Most of us don’t think the tyrannosaur was a sweet, cuddly and mild-natured creature. Well, here’s some evidence bolstering our ferocious image of the dinosaur: researchers stumbled upon a new bone they say strongly suggests tyrannosaur cannibalism. The team will present its findings Sunday at the annual Geological Society of America meeting.
A tyrannosaur bone uncovered in Wyoming’s Lance Formation, broken at both ends, was covered in “very deep groves,” paleontologist Matthew McLainof Loma Linda University said in a release.

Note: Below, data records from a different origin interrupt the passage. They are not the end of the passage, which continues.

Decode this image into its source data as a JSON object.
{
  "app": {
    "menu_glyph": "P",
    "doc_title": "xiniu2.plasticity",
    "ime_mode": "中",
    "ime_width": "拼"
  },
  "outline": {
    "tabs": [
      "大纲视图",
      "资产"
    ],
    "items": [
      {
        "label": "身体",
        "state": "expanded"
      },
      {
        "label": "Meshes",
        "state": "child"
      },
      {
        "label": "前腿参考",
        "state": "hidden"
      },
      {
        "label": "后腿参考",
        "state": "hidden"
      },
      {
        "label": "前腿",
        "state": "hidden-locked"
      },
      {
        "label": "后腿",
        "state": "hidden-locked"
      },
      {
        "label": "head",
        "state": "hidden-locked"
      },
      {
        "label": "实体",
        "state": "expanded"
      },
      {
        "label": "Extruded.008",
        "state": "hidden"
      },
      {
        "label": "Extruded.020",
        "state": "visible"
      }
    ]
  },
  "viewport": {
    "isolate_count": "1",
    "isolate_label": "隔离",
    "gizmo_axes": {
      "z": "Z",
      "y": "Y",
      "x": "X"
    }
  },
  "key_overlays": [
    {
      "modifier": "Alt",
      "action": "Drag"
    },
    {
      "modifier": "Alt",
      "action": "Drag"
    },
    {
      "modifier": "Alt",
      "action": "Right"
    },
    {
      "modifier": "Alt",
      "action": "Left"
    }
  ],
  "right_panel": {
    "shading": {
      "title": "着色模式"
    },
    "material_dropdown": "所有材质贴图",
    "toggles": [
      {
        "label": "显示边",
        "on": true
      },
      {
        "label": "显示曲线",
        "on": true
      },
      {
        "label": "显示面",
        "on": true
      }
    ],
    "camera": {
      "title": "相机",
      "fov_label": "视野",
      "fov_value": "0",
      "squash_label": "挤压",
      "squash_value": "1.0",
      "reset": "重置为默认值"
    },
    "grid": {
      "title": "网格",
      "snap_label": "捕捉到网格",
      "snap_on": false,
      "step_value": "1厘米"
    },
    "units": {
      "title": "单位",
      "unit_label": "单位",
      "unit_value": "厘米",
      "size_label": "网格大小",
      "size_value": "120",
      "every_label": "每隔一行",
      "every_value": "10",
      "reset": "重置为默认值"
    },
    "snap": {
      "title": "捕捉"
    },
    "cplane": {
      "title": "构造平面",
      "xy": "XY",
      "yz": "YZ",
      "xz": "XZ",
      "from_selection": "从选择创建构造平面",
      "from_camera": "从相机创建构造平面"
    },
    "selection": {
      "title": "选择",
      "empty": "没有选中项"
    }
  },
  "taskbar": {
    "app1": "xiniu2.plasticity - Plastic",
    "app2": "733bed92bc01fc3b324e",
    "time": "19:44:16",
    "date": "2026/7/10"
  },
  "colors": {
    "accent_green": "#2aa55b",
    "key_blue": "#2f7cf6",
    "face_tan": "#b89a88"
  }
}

The groves indicate another animal had pulled flesh off of the bone, in the same way we a human might eat a chicken leg, according to the researchers. But one segment of the bone contained a bunch of smaller, parallel grooves, which may have been caused by the animal turning its head while eating and dragging its serrated teeth across the bone.
Those serrated teeth mean the animal eating the tyrannosaur was most likely another theropod dinosaur, “and the width of the larger grooves suggests the traces were made by a tyrannosaur,” researchers write.
“This has to be a tyrannosaur,” McLain said. “There’s just nothing else that has such big teeth.”